Background: Previous research has reported that inhibition of breathing can be observed in hypertensive patients at rest during the daytime, as well as in sleep at night. The present study hypothesized that the variability of breathing and end-tidal CO(2) (PetCO(2)) in seated women at rest is positively associated with their 24-h blood pressure level.
Methods: Breath-to-breath measures of breathing rate and tidal volume were recorded via inductive plethysmography in each of 54 women during two 20-min sessions of seated rest, and in 32 women during night time sleep. PetCO(2) was also recorded during these sessions via a respiratory gas monitor. Ambulatory blood pressure was recorded for 24 h between the two clinic sessions via oscillometry.
Results: Breath pauses >10 s were observed significantly more often in women in the upper than the lower tertile of 24-h systolic blood pressure. Breath-to-breath variability in breathing rate, tidal volume, and minute ventilation were greater in the higher blood pressure tertile women. Variability in PetCO(2) was also greater in high blood pressure tertile. These associations were independent of age, weight, and body surface area (BSA). Breathing variability was inversely correlated with heart rate variability (HRV).

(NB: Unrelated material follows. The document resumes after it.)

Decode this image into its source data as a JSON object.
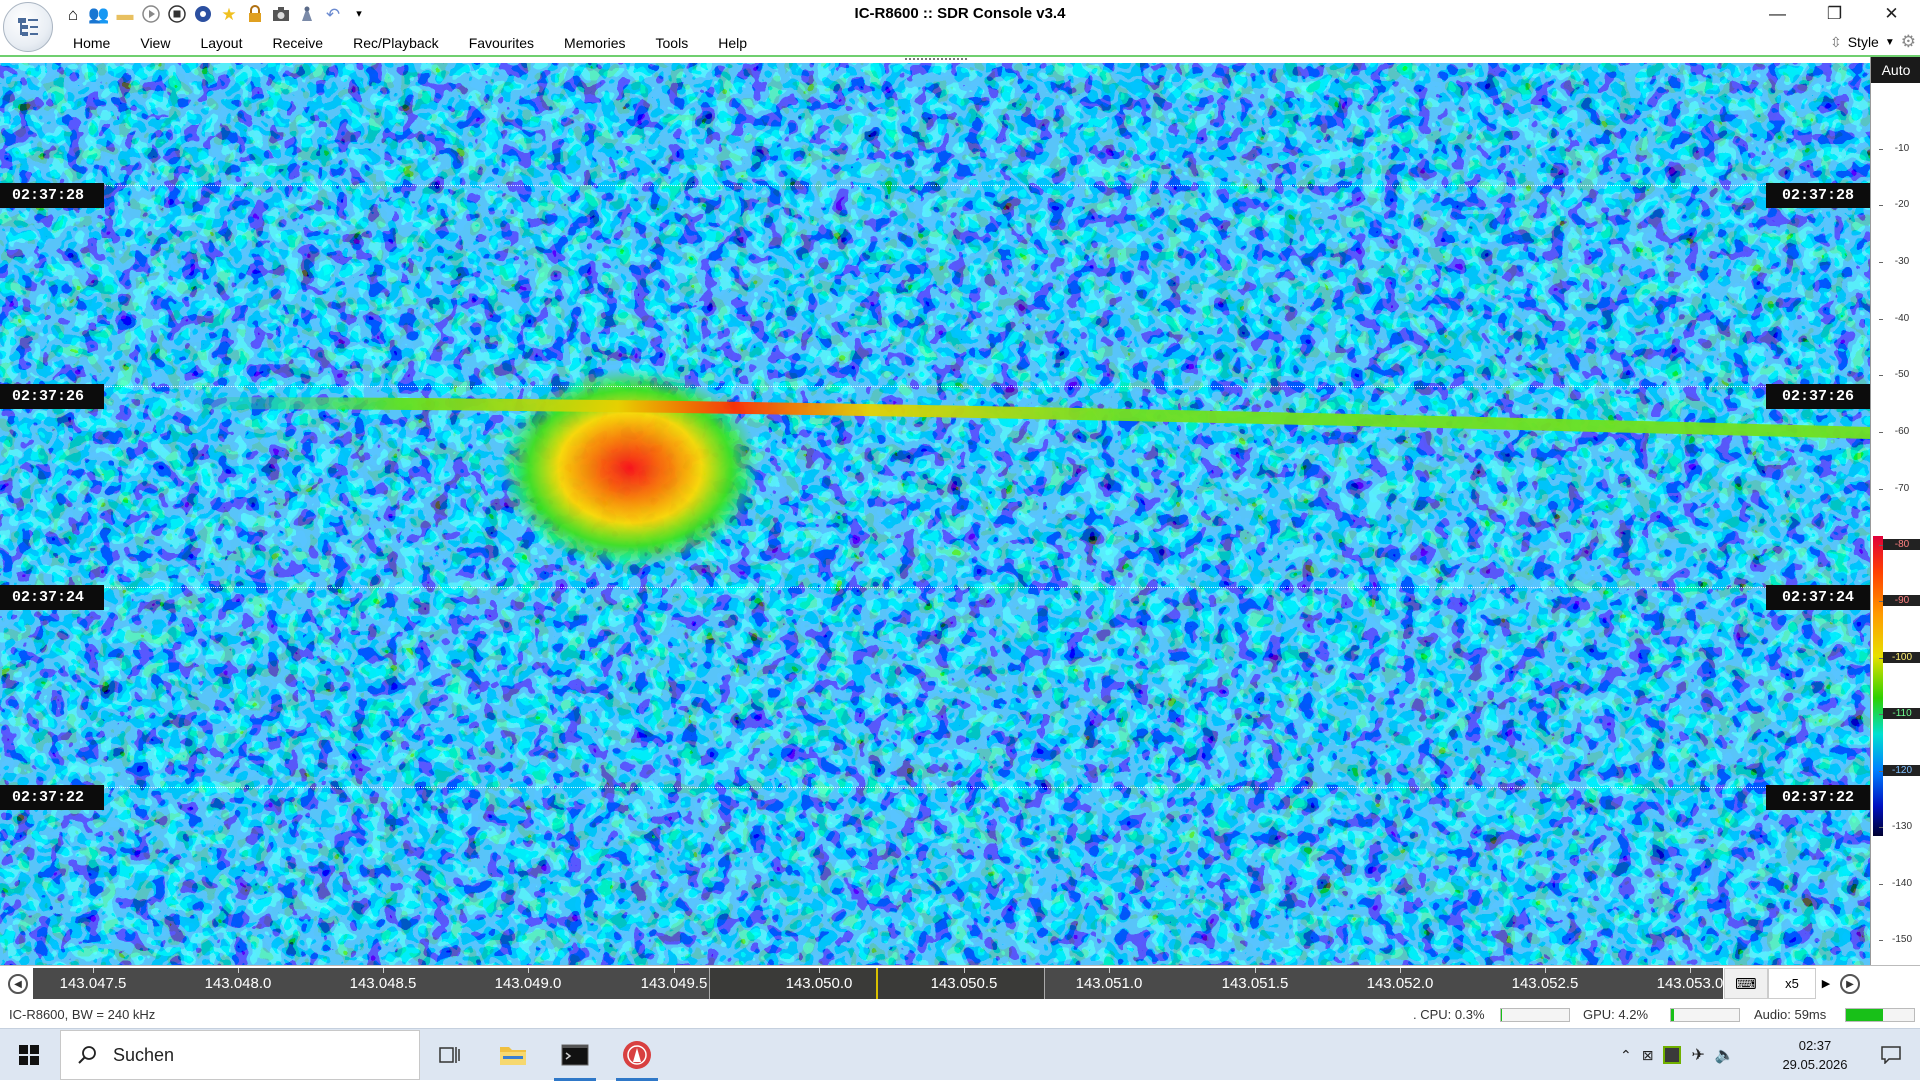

Conclusion: Greater variability in breathing at rest that is independent of metabolic activity characterizes women with elevated blood pressure. The linear association of breathing variability with 24-h blood pressure level is consistent with the hypothesis that intermittent breathing inhibition may predispose to the development of some forms of hypertension.